Emergency powers reform has been a priority for our caucus since the beginning of session. It was an issue we talked about during the interim. In fact, I had a bill filed the first day of session, House Bill 1060, related to the governor’s emergency proclamations. We had other bills filed as well. Only one bill received a public hearing and it was not moved out of the State Government and Tribal Relations Committee.
With the end of session rapidly approaching, we made one last effort to bring the issue up for debate. Last Friday, House Republicans made a motion to place House Concurrent Resolution 4402 on the Second Reading Calendar.
This resolution, if passed would have allowed us to bring House Bill 1557 to the floor for a vote. It was another emergency powers bill, but one we viewed as very balanced. It would have established a greater role for the Legislature during a state of emergency – without taking away the governor’s ability to respond quickly to emergencies.
The measure would cause a state of emergency to expire after 60 days unless renewed by the Legislature. It would also allow the Legislature to terminate a state of emergency on its own authority.
There needs to be limits on emergency powers or ruling by proclamations. Washington state has been governed that way for over a year now. Our state government was never intended to function that way.
Some states, Republican and Democrat, have amended their emergency powers laws during the pandemic. Currently, Washington state ranks near the bottom in terms of governmental balance of power.

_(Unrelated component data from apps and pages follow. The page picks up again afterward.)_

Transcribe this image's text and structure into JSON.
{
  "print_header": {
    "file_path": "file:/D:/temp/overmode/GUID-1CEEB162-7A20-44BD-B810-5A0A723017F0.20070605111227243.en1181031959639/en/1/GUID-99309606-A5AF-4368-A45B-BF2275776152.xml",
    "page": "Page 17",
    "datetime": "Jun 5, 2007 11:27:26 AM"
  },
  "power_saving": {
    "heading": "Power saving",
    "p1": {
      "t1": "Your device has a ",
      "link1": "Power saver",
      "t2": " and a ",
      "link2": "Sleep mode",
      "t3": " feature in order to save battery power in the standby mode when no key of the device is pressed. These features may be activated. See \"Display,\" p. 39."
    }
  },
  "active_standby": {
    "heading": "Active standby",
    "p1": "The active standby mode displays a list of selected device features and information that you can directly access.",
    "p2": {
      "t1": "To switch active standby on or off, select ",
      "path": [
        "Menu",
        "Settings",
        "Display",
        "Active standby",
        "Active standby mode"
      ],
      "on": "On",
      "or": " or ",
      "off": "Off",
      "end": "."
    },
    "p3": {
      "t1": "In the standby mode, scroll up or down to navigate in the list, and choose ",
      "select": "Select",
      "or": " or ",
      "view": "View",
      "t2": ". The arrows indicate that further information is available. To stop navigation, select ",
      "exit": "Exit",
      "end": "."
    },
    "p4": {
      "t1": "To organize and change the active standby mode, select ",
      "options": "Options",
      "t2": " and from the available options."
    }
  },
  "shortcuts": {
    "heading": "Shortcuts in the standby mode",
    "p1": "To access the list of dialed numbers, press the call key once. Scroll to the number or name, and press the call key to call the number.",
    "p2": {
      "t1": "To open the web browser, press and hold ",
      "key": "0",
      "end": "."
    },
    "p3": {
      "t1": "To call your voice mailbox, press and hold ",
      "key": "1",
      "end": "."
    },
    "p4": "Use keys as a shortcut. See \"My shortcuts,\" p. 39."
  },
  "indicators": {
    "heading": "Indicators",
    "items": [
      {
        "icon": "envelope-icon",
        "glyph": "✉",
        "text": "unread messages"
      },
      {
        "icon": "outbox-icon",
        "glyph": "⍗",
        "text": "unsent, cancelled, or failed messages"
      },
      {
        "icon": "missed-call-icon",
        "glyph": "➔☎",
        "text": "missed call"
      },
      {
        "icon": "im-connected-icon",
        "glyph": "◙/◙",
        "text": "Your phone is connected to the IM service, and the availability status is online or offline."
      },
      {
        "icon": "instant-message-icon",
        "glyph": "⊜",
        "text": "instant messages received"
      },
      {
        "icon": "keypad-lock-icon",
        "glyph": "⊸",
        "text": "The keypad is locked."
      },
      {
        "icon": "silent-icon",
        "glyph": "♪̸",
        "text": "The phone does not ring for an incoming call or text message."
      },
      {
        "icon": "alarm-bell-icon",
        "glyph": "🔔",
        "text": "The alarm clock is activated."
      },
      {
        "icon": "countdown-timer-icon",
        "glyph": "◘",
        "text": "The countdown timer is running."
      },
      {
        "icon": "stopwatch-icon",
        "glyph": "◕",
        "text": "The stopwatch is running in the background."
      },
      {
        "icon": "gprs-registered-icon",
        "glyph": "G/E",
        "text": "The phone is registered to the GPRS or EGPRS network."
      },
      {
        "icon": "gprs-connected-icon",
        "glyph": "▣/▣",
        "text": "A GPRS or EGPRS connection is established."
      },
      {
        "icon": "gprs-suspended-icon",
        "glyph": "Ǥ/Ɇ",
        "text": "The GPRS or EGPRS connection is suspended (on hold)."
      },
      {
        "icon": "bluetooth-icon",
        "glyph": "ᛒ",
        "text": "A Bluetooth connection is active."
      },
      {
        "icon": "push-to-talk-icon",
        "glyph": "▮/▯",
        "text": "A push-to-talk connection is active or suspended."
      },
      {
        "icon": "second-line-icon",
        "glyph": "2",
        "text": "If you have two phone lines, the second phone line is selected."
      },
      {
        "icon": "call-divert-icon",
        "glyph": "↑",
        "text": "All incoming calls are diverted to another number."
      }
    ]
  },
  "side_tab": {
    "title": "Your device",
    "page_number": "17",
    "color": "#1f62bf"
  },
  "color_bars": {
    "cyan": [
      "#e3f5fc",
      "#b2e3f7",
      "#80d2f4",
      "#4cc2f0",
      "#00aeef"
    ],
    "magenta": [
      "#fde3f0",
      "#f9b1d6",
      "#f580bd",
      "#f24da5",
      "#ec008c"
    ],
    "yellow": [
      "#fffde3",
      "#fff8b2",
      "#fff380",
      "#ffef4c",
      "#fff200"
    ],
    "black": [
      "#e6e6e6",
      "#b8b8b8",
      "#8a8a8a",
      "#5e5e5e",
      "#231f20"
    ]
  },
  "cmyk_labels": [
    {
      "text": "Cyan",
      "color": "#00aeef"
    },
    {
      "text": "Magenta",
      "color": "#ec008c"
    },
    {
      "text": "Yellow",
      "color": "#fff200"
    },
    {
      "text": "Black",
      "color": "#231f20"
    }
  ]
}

This is disappointing. Even more disappointing is that our motion failed on a party-line vote 41-56. This shouldn’t be a partisan issue or a rural/urban issue. Citizens deserve to have their voice heard and the lawmakers that represent them should be part of the decision-making process when it comes to emergency powers. Checks and balances, it’s part of our constitutional Republic!
Now, we will be adjourning Sunday without addressing this issue.
Editorial boards across the state have been supportive of emergency powers reform. They have seen the impact on their communities and heard the concerns voiced by citizens across the state as you can see from the many different editorials:
- The Columbian: Legislature should act to balance government
- Tri-City Herald: Gov. Inslee’s emergency powers over COVID have gone unchecked long enough
- The News Tribune: Curbing Inslee’s emergency power all but dead. We should learn from Texas, New York
- The Seattle Times: A legislative check on the governor
- The News Tribune: It’s time for Washington Legislature to check Gov. Inslee’s pandemic superpowers
House passes capital gains income tax
The majority party’s capital gains income tax proposal, Senate Bill 5096, is one step closer to becoming law. This is very concerning.
House Republicans fought against it for about five hours on Tuesday night and offered 19 amendments. The debate finished Wednesday afternoon, but it passed by a vote of 52-46, with no Republicans voting in favor.
We argued the bill is unnecessary, unpopular, unreliable and likely unconstitutional. I also believe this is a step toward a state income tax. We also argued it should go to a vote of the people.
Unfortunately, all but one of our amendments were voted down (two Democrat amendments were accepted). Because the bill was amended, it must go back to the Senate, where it passed by the slim margin of 25-24. I am not sure if the changes in the House will change any votes in the Senate and stop this bad bill. I am hopeful I can report after session this bill did NOT pass.
Today (Thursday) is day 102 of the session. As I mentioned above, there are many major issues undecided. That is concerning as they will impact our state and communities for years to come. I am hopeful we will not be pushing these through at the last minute just to finish and get some of these policies into law.
I will be sending an end-of-session wrap up and I look forward to seeing you around the district when we adjourn.
It is an honor to serve the great folks of the 13th Legislative District!